The Serbian parliament approved on Thursday sovereign guarantees worth 190 million euro ($242.34 million) for loans the country’s state-run gas monopoly needs to repay overdue debts.
Under the borrowing plan, the Srbijagas will seek five-year loans from seven banks, which will be indexed to the euro but paid out in the local dinar currency.
Deutsche Bank, Amsterdam Trade Bank and Volksbank would secure a total of 140 million euros. Serbian subsidiaries of the OTP Bank, Societe Generale and UniCredit will provide 10 million euros each, while the Vojvodjanska Banka, a part of the National Bank of Greece will secure another 20 million euros.

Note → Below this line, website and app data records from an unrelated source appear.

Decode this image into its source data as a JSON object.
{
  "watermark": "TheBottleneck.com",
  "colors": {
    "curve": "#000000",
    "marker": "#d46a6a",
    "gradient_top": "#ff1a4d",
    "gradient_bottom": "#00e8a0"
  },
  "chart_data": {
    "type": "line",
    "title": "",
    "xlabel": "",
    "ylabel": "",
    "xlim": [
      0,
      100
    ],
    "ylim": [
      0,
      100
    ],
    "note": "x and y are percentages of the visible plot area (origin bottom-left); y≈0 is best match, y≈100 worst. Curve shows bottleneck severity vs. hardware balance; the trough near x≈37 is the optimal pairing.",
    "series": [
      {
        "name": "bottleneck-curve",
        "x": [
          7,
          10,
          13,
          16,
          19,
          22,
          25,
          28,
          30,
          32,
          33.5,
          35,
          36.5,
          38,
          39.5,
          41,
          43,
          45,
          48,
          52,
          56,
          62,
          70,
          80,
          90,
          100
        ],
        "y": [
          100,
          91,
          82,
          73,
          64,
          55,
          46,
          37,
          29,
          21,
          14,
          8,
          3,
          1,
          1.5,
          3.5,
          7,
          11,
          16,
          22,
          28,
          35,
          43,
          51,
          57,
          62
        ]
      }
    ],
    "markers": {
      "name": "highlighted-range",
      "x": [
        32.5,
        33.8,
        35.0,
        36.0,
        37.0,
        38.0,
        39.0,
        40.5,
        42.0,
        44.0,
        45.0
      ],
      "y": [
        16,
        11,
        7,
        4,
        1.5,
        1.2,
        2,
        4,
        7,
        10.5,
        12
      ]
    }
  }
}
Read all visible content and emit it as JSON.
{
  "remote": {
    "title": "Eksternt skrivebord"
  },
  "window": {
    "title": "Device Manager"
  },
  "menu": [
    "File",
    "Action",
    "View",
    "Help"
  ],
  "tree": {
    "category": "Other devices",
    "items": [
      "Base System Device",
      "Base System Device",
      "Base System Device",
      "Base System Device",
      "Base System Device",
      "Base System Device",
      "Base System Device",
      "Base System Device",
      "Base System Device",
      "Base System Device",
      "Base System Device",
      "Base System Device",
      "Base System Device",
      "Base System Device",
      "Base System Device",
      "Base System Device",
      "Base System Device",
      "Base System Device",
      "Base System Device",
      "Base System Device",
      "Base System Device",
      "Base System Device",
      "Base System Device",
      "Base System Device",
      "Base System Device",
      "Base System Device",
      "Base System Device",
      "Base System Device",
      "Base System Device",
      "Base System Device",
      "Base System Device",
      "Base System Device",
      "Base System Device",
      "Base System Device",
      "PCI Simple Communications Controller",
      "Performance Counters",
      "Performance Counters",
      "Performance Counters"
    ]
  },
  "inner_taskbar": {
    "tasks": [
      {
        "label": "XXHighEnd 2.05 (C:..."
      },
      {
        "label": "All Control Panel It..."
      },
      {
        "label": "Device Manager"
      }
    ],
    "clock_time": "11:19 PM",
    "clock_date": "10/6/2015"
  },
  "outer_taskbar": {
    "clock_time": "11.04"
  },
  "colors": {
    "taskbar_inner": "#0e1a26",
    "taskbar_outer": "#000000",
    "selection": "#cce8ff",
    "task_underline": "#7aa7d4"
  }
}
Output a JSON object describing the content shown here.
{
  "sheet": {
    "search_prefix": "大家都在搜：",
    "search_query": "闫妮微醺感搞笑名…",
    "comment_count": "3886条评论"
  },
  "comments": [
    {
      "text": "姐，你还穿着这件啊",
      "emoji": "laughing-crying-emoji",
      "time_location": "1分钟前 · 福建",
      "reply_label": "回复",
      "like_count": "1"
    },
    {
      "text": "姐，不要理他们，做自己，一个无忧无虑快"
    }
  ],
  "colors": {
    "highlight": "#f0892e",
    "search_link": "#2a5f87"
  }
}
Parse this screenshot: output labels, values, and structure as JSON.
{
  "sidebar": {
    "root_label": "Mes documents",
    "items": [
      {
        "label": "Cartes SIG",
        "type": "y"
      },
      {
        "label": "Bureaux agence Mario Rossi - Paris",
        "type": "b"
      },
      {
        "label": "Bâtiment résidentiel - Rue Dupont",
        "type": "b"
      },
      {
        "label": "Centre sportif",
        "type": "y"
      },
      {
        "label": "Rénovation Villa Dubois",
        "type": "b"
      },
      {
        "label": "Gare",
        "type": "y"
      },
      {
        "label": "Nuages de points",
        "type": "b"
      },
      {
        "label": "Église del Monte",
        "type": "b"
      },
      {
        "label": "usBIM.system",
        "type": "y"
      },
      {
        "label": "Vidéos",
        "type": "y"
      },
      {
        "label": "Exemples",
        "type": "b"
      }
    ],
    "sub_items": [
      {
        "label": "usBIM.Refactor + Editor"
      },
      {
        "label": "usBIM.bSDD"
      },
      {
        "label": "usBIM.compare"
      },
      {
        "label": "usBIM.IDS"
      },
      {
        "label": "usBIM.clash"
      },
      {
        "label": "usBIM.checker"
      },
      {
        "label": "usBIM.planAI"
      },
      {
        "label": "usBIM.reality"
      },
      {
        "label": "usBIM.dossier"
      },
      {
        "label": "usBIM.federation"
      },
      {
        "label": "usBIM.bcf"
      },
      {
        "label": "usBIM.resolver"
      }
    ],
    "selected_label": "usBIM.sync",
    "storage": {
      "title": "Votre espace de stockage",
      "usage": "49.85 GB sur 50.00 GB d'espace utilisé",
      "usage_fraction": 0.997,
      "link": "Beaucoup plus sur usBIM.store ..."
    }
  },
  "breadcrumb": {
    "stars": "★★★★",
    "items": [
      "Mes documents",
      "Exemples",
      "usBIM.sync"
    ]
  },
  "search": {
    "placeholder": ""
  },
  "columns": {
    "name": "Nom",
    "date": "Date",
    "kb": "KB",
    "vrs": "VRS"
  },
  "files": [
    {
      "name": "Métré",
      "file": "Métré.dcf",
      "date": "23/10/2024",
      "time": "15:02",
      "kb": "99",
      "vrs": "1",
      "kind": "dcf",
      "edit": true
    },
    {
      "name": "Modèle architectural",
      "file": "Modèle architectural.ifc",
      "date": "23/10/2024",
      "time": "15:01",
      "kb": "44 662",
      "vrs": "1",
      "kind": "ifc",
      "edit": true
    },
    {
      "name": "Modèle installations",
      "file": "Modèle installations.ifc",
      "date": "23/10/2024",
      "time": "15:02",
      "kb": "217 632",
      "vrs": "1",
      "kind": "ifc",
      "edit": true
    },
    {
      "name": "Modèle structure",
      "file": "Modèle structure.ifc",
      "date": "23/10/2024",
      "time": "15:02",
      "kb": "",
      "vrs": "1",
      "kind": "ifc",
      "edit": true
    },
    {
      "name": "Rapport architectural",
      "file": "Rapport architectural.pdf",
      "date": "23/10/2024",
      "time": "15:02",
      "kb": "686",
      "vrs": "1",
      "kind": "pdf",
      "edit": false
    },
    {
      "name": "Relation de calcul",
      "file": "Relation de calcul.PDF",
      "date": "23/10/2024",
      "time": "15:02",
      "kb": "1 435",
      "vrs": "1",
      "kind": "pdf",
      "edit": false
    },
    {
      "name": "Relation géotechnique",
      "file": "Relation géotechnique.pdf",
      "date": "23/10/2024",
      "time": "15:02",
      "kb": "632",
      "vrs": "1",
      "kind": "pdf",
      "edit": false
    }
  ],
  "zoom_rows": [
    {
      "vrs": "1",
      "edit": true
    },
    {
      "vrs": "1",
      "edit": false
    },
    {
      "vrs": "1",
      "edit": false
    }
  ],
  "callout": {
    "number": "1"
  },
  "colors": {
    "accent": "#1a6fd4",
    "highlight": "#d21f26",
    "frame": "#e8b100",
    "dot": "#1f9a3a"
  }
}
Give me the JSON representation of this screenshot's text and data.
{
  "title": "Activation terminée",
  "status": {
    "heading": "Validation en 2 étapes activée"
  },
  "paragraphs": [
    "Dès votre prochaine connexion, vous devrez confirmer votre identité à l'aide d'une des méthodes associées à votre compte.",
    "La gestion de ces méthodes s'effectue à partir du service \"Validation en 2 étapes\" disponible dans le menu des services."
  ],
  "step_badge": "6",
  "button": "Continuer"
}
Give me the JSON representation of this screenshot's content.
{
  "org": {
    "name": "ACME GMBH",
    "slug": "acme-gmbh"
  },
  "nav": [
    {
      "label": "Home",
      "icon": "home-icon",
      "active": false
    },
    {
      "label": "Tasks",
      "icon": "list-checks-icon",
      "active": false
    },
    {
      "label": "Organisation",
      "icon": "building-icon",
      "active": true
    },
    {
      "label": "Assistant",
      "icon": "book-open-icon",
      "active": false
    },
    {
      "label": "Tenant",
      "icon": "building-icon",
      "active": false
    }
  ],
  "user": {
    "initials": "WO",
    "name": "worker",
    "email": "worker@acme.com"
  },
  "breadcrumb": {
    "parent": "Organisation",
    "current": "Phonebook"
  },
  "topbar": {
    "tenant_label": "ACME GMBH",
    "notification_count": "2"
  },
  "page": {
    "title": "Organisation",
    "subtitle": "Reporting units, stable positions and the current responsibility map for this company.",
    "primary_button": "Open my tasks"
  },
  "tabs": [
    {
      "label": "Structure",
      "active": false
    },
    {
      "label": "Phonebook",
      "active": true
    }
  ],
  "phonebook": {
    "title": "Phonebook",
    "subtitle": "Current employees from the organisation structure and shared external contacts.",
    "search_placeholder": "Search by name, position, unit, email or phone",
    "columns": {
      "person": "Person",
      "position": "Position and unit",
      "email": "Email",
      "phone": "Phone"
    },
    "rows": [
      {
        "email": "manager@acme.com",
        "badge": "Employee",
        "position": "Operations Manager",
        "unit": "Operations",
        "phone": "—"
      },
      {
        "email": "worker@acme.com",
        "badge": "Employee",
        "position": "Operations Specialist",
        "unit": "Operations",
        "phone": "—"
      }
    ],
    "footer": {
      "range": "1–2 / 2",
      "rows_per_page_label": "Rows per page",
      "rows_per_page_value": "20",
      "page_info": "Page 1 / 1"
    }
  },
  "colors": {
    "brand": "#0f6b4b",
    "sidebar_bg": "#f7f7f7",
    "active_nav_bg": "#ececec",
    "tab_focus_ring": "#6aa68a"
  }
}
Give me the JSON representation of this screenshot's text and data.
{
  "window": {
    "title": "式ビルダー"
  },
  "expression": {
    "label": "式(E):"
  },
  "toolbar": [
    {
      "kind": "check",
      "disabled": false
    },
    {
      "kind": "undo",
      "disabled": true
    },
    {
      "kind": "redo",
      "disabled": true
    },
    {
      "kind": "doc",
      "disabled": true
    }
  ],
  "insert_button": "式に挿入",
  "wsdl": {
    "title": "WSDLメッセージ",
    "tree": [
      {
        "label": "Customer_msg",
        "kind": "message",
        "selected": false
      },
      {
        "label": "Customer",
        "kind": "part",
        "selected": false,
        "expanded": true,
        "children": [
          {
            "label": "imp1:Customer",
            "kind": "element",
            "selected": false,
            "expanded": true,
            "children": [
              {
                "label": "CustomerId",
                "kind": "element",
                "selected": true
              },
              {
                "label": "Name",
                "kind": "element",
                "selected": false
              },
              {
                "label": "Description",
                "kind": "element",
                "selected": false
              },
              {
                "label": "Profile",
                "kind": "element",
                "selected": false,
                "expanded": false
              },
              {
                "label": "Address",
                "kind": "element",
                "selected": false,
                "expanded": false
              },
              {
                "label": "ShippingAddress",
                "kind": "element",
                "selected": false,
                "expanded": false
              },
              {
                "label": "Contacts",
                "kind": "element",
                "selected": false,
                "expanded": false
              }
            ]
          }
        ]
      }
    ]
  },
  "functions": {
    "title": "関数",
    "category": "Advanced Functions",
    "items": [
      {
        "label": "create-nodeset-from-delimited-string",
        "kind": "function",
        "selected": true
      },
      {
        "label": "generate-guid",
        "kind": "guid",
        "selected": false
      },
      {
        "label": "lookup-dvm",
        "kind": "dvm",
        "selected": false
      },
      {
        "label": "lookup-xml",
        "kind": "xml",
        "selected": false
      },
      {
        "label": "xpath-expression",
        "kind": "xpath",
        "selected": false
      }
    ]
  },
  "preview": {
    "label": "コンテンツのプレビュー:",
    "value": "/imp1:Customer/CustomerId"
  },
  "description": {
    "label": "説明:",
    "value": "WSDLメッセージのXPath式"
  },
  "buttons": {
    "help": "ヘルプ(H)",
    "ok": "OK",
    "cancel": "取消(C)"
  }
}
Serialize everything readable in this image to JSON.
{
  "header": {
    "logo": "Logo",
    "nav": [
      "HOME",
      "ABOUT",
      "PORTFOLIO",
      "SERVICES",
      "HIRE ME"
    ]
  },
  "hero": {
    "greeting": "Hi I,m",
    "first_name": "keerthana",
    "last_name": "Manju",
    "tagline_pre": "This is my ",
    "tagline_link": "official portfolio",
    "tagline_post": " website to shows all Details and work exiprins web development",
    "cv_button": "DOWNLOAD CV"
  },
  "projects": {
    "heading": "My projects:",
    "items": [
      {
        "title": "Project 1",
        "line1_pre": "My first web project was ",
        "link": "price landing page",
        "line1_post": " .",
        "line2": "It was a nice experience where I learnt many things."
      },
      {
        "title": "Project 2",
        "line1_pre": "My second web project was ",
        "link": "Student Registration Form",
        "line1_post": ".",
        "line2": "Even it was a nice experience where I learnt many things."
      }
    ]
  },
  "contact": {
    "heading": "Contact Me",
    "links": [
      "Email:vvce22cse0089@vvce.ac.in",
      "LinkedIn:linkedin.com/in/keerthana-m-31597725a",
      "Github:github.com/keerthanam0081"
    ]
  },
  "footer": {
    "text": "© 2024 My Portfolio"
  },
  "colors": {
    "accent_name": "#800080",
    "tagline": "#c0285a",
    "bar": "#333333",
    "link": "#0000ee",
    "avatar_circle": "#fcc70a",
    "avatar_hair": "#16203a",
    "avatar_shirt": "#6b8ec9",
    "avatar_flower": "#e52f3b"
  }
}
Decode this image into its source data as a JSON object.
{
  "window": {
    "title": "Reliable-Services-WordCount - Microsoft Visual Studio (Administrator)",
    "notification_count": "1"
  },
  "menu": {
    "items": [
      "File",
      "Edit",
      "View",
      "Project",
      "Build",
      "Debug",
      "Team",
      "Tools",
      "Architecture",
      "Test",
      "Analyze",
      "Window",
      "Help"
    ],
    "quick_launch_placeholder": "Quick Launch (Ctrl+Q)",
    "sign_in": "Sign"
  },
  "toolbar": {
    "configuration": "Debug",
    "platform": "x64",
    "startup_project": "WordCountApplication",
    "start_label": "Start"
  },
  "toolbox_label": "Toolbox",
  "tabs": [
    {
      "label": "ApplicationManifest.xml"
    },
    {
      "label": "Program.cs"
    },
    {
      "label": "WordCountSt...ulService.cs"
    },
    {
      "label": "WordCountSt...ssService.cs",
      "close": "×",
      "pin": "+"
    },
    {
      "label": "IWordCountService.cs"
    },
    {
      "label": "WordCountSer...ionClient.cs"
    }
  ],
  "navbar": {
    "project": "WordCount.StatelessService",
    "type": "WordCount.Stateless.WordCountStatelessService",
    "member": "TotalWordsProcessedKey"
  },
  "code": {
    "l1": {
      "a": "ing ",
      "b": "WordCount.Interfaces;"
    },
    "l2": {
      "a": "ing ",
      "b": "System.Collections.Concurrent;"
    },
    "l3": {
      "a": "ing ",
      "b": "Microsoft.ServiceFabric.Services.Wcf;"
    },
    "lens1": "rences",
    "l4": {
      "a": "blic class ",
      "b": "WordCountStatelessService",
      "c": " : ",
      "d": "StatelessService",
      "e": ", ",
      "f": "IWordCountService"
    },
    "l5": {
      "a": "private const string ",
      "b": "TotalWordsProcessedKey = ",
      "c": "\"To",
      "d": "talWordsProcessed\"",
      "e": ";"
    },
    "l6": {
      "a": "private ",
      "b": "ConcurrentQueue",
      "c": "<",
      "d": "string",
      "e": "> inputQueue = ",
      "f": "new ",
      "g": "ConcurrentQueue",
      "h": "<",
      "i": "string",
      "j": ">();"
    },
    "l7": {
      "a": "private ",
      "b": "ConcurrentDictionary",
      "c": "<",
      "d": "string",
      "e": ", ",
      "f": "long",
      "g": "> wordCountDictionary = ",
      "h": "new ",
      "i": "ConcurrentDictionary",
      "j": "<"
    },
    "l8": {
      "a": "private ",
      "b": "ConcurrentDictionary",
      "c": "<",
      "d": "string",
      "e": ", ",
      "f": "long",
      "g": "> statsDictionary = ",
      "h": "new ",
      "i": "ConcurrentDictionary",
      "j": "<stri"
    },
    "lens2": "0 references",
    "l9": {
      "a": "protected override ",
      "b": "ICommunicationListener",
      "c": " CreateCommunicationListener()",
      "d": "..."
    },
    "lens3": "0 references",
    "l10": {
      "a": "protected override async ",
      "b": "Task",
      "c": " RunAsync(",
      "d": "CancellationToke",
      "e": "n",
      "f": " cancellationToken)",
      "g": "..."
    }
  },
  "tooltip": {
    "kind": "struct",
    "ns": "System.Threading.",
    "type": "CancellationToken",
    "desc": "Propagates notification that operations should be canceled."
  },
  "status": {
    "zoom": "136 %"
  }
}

The guarantees were pencilled in the 2012 budget, which sees the deficit at 6.2 percent of gross domestic product by the end of the year, the parliament said in a statement. Srbijagas will use the loans to maintain its liquidity and repay some of its debt.
“The loans will be paid out in quarterly instalments and with an annual interest rate of three-month EURIBOR plus bank margins of between 5.98 to 7.25 percent,” it said.
Earlier this week, the Srbijagas chief executive Dusan Bajatovic said the company also planned to seek another 170 million euros this year, also to maintain liquidity.
Last year Srbijagas owed more than 60 billion dinars ($678.98 million) to banks but claimed 150 million euros from heating plants and 400 million euros from industrial consumers for gas delivered at prices below those it had paid to Russia, Serbia’s main supplier.
Parliament’s approval boosted the dinar versus the euro on the interbank currency market. At mid-day on Thursday, the dinar traded at between 112.3 and 113.97 compared to between 112.98 and 113.55 a day earlier.
Stable and cheap energy supplies are a key part of the Socialist-nationalist government’s efforts to keep a lid on social discontent caused by sinking living standards.
The economy is expected to decline about 2 percent this year amid rising poverty and unemployment, which now stands at about 25 percent.
Serbia, which hopes to see a recovery next year on the back of stronger investments, plans to start building in December an arm of Russia’s South Stream gas pipeline, worth about 1.5 billion euros.
The project is part of a wider energy deal between Serbia, Russia and the Russian oil and gas giant, Gazprom. South Stream should deliver Russian gas to Europe, bypassing Ukraine.
Serbia has also asked to borrow about $1.8 billion from the Export-Import Bank of China to build highways and overhaul a key coal-fired power plant.